Further down the back of the speaker, out of the recess, is a USB-C port that lets users charge their phones on the run or connect a turntable, computer, or other audio source using the Sonos Line-In Adapter.
Speaking of power, the power cradle was one of my favorite things about the original Move — no fastening or clicking-in needed, just lay the speaker in the open oval and it never fails to connect and charge — and the Move 2 has kept that the same, and even reduced the size of the plug. The Move 2 will work with the original power adapter, which is good news for clients who want to upgrade and who have run the power cord behind furniture or in other hard-to-move areas.
What’s the Same/What’s Different
Like the original, the Move 2 is water-resistant with an IP56 rating. From the front, it has a very similar look to the Move, except for the Sonos logo on the new version being less pronounced than on the previous, with it being a subtle dark grey on the black model I was sent.
As for different, in addition to the smaller wall wart, the Move 2 features a new on-device volume control — an indented channel that is on the top of the unit, and that I liked very much. Not only is it easy to use, but there is an audible tone to let you know the volume has been raised or lowered a tick (or several ticks).
Also new is an enhanced battery that Sonos says offers 24 hours of playback on a single charge. I didn’t put that to the test, but the Move 2 held its charge well, even when left unplugged for days. The original Move had about 10 hours, and I had never run out, which is not only a testament to the battery but also to the ease of charging, as it regularly lives on its base.
The Move 2 adds a second tweeter for enhanced stereo separation. I couldn’t hear true stereo, but the soundfield definitely felt bigger. Not only is the soundfield expanded, but the overall sound is fuller, especially at the low end. It still uses a single mid-woofer, but the new version provides a clarity that is noticeably deeper and more precise than the original.
One of my go-to test tracks is Marianas Tech’s “Echoes of You” from their album Phantoms. Part of the reason is that I got to interview lead singer/producer Josh Ramsay for Mix magazine about the song, and he gave me plenty to listen to, plus the song has all sorts of different dynamics, harmonies, orchestrations, and even a Theremin. I’ve listened to it on portable speakers and a $300,000 2-channel system.

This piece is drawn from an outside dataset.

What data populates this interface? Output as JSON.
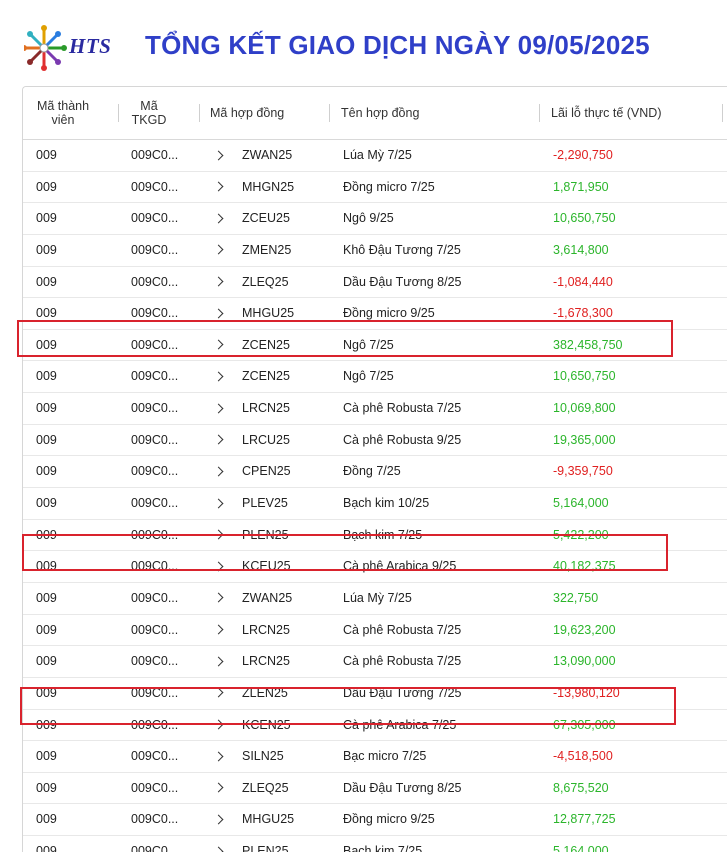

So, I’m pretty familiar with it.
While you can’t pair a Move 2 to a Move in stereo (you can pair two Move 2’s in stereo), you can group the speakers, which I did and placed them in two different rooms and fired up “Echoes of You.” I then ran between the two rooms as part of the listening tests. Then I switched the speakers to take the rooms out of the equation — and because they are portable and easy to move.
Without a doubt, the Move 2 delivered a richer experience — particularly in the low-end, which greatly enhanced the song and gave a pretty good approximation of how it sounded on larger, more expensive speakers.
Worth an Upgrade?
The two main selling qualities of the Move 2 over the original Move are the increased sound performance and the longer-lasting battery, which, if important to a client, then it will be easily worth the $50 increase (the Move 2 is $449; the Move is $399).
It should be noted that Sonos has another portable speaker called the Roam, which is considerably smaller than either Move. The choice between a Roam and Move 2 should be fairly obvious for clients — if they plan on taking the speaker far outside the home in a backpack or another long-term carry situation, the Roam is it. But if you need to move a speaker around the home and yard, the Move 2 has you covered with a long-playing, great-sounding, easy-to-use wireless solution.